## REQUIRED WORK
Return the lines that run from the line containing "Give me the" through the end of the entries, both ends included. Leave out all pictures.

(EXERCISE INPUTS begins)

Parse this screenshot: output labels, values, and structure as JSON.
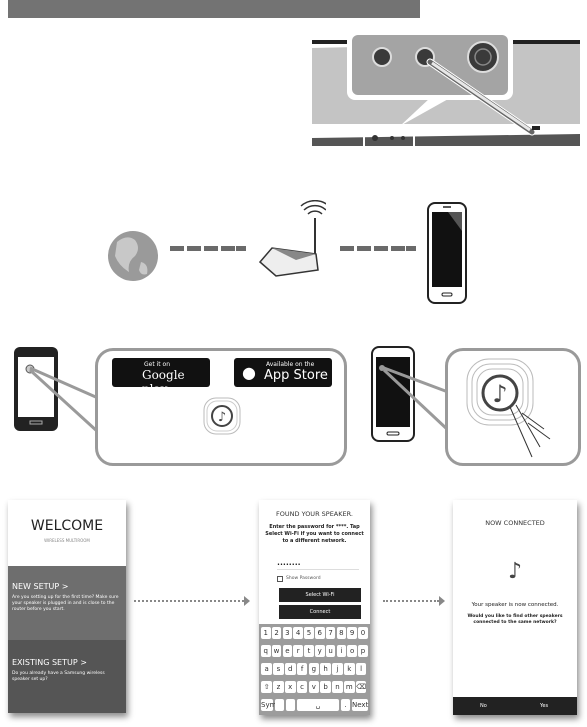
{
  "badges": {
    "google": {
      "small": "Get it on",
      "big": "Google play"
    },
    "apple": {
      "small": "Available on the",
      "big": "App Store"
    }
  },
  "welcome": {
    "title": "WELCOME",
    "subtitle": "WIRELESS MULTIROOM",
    "new_setup": {
      "label": "NEW SETUP >",
      "desc": "Are you setting up for the first time? Make sure your speaker is plugged in and is close to the router before you start."
    },
    "existing_setup": {
      "label": "EXISTING SETUP >",
      "desc": "Do you already have a Samsung wireless speaker set up?"
    }
  },
  "found": {
    "title": "FOUND YOUR SPEAKER.",
    "message": "Enter the password for ****. Tap Select Wi-Fi if you want to connect to a different network.",
    "password_value": "••••••••",
    "show_password": "Show Password",
    "select_wifi": "Select Wi-Fi",
    "connect": "Connect",
    "keyboard": {
      "rows": [
        [
          "1",
          "2",
          "3",
          "4",
          "5",
          "6",
          "7",
          "8",
          "9",
          "0"
        ],
        [
          "q",
          "w",
          "e",
          "r",
          "t",
          "y",
          "u",
          "i",
          "o",
          "p"
        ],
        [
          "a",
          "s",
          "d",
          "f",
          "g",
          "h",
          "j",
          "k",
          "l"
        ],
        [
          "⇧",
          "z",
          "x",
          "c",
          "v",
          "b",
          "n",
          "m",
          "⌫"
        ]
      ],
      "sym": "Sym",
      "space": "␣",
      "period": ".",
      "next": "Next"
    }
  },
  "connected": {
    "title": "NOW CONNECTED",
    "message": "Your speaker is now connected.",
    "question": "Would you like to find other speakers connected to the same network?",
    "no": "No",
    "yes": "Yes"
  },
  "colors": {
    "banner": "#737373",
    "dark_button": "#222222"
  }
}
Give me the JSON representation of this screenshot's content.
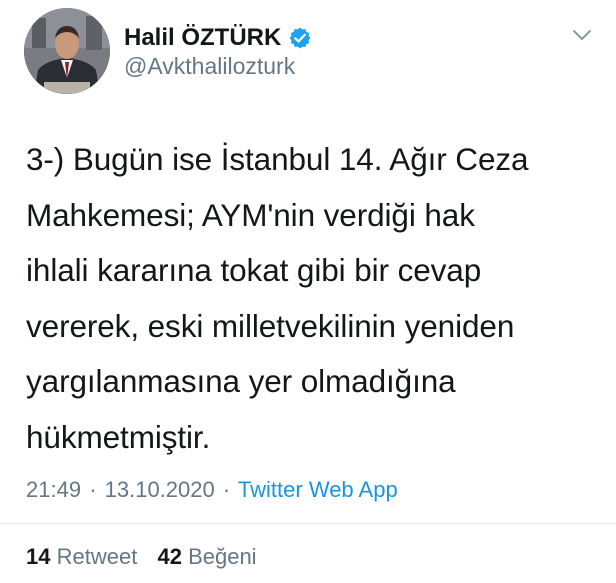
{
  "user": {
    "display_name": "Halil ÖZTÜRK",
    "handle": "@Avkthalilozturk",
    "verified_icon": "verified-badge-icon"
  },
  "tweet": {
    "lines": [
      "3-) Bugün ise İstanbul 14. Ağır Ceza",
      "Mahkemesi; AYM'nin verdiği hak",
      "ihlali kararına tokat gibi bir cevap",
      "vererek, eski milletvekilinin yeniden",
      "yargılanmasına yer olmadığına",
      "hükmetmiştir."
    ]
  },
  "meta": {
    "time": "21:49",
    "separator": "·",
    "date": "13.10.2020",
    "source": "Twitter Web App"
  },
  "stats": {
    "retweet_count": "14",
    "retweet_label": "Retweet",
    "like_count": "42",
    "like_label": "Beğeni"
  },
  "colors": {
    "text": "#14171a",
    "muted": "#657786",
    "link": "#1b95e0",
    "verified": "#1da1f2",
    "divider": "#e1e8ed"
  }
}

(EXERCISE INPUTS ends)

## EXERCISE ANSWER
Give me the JSON representation of this screenshot's content.
{
  "user": {
    "display_name": "Halil ÖZTÜRK",
    "handle": "@Avkthalilozturk",
    "verified_icon": "verified-badge-icon"
  },
  "tweet": {
    "lines": [
      "3-) Bugün ise İstanbul 14. Ağır Ceza",
      "Mahkemesi; AYM'nin verdiği hak",
      "ihlali kararına tokat gibi bir cevap",
      "vererek, eski milletvekilinin yeniden",
      "yargılanmasına yer olmadığına",
      "hükmetmiştir."
    ]
  },
  "meta": {
    "time": "21:49",
    "separator": "·",
    "date": "13.10.2020",
    "source": "Twitter Web App"
  },
  "stats": {
    "retweet_count": "14",
    "retweet_label": "Retweet",
    "like_count": "42",
    "like_label": "Beğeni"
  },
  "colors": {
    "text": "#14171a",
    "muted": "#657786",
    "link": "#1b95e0",
    "verified": "#1da1f2",
    "divider": "#e1e8ed"
  }
}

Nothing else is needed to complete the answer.